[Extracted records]
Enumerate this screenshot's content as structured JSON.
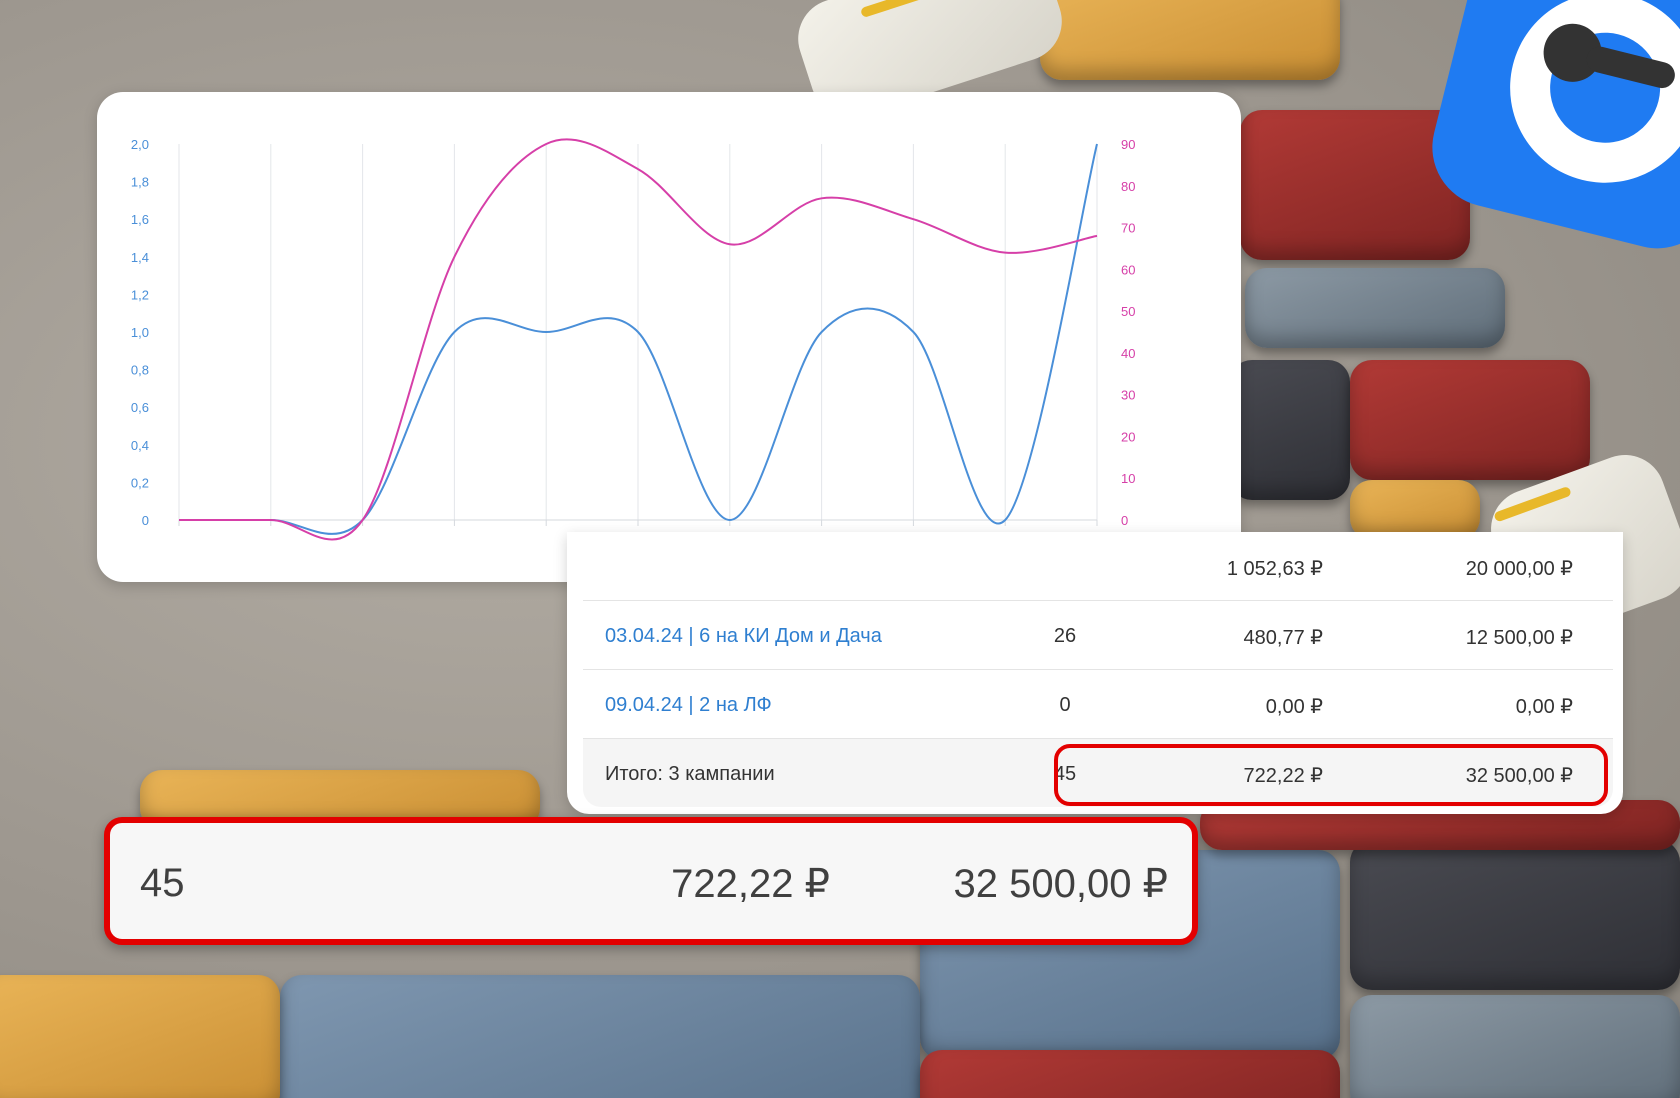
{
  "chart_data": {
    "type": "line",
    "x": [
      1,
      2,
      3,
      4,
      5,
      6,
      7,
      8,
      9,
      10,
      11
    ],
    "series": [
      {
        "axis": "left",
        "color": "#4a8fd8",
        "values": [
          0,
          0,
          0,
          1.0,
          1.0,
          1.0,
          0,
          1.0,
          1.0,
          0,
          2.0
        ]
      },
      {
        "axis": "right",
        "color": "#d63fa8",
        "values": [
          0,
          0,
          0,
          63,
          90,
          84,
          66,
          77,
          72,
          64,
          68
        ]
      }
    ],
    "y_left": {
      "ticks": [
        "0",
        "0,2",
        "0,4",
        "0,6",
        "0,8",
        "1,0",
        "1,2",
        "1,4",
        "1,6",
        "1,8",
        "2,0"
      ],
      "range": [
        0,
        2.0
      ],
      "color": "#4a8fd8"
    },
    "y_right": {
      "ticks": [
        "0",
        "10",
        "20",
        "30",
        "40",
        "50",
        "60",
        "70",
        "80",
        "90"
      ],
      "range": [
        0,
        90
      ],
      "color": "#d63fa8"
    },
    "grid": "vertical"
  },
  "table": {
    "rows": [
      {
        "name": "",
        "count": "",
        "cpa": "1 052,63 ₽",
        "sum": "20 000,00 ₽"
      },
      {
        "name": "03.04.24 | 6 на КИ Дом и Дача",
        "count": "26",
        "cpa": "480,77 ₽",
        "sum": "12 500,00 ₽"
      },
      {
        "name": "09.04.24 | 2 на ЛФ",
        "count": "0",
        "cpa": "0,00 ₽",
        "sum": "0,00 ₽"
      }
    ],
    "total": {
      "label": "Итого: 3 кампании",
      "count": "45",
      "cpa": "722,22 ₽",
      "sum": "32 500,00 ₽"
    }
  },
  "zoom": {
    "count": "45",
    "cpa": "722,22 ₽",
    "sum": "32 500,00 ₽"
  }
}
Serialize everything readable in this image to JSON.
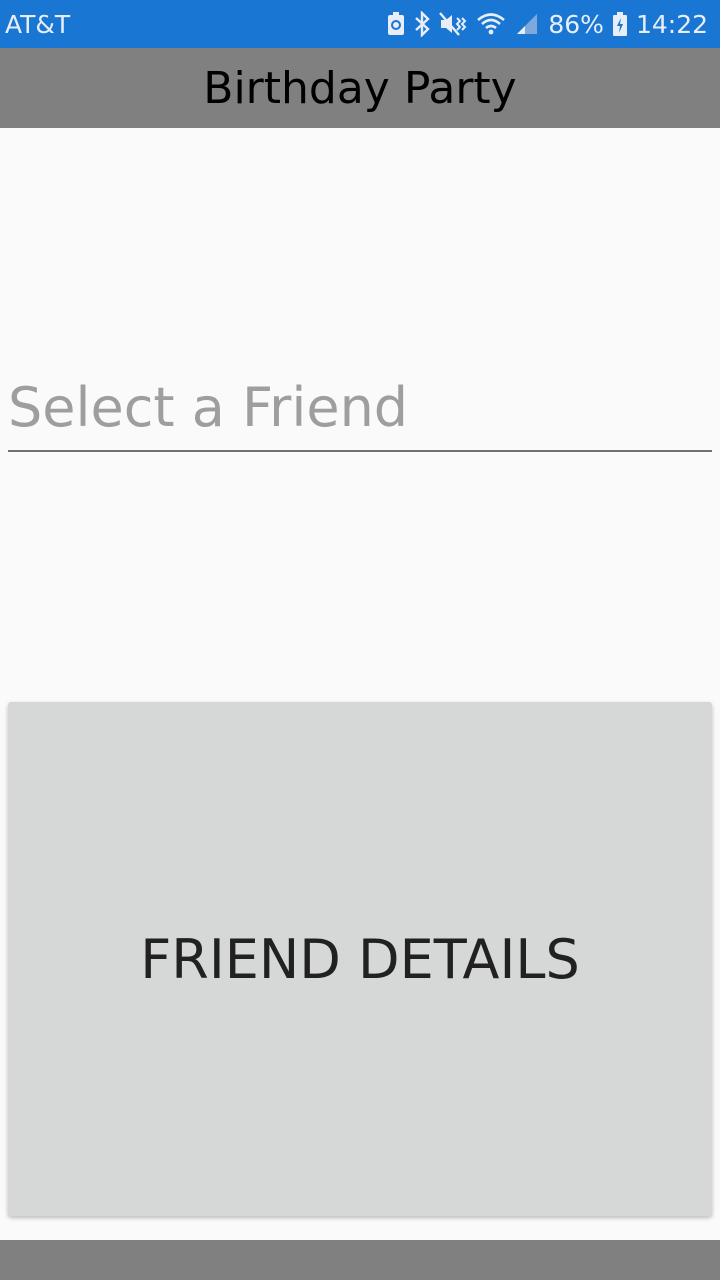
{
  "status_bar": {
    "carrier": "AT&T",
    "battery_percent": "86%",
    "time": "14:22",
    "icons": [
      "nfc-recycle-icon",
      "bluetooth-icon",
      "mute-vibrate-icon",
      "wifi-icon",
      "signal-icon",
      "battery-charging-icon"
    ]
  },
  "title_bar": {
    "title": "Birthday Party"
  },
  "picker": {
    "placeholder": "Select a Friend"
  },
  "details_button": {
    "label": "FRIEND DETAILS"
  },
  "colors": {
    "status_bar": "#1976d2",
    "title_bar": "#808080",
    "background": "#fafafa",
    "button": "#d6d7d7",
    "placeholder_text": "#9e9e9e"
  }
}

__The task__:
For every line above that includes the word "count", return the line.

__Solution for this problem__:
        "count": "",
        "count": "26",
        "count": "0",
      "count": "45",
    "count": "45",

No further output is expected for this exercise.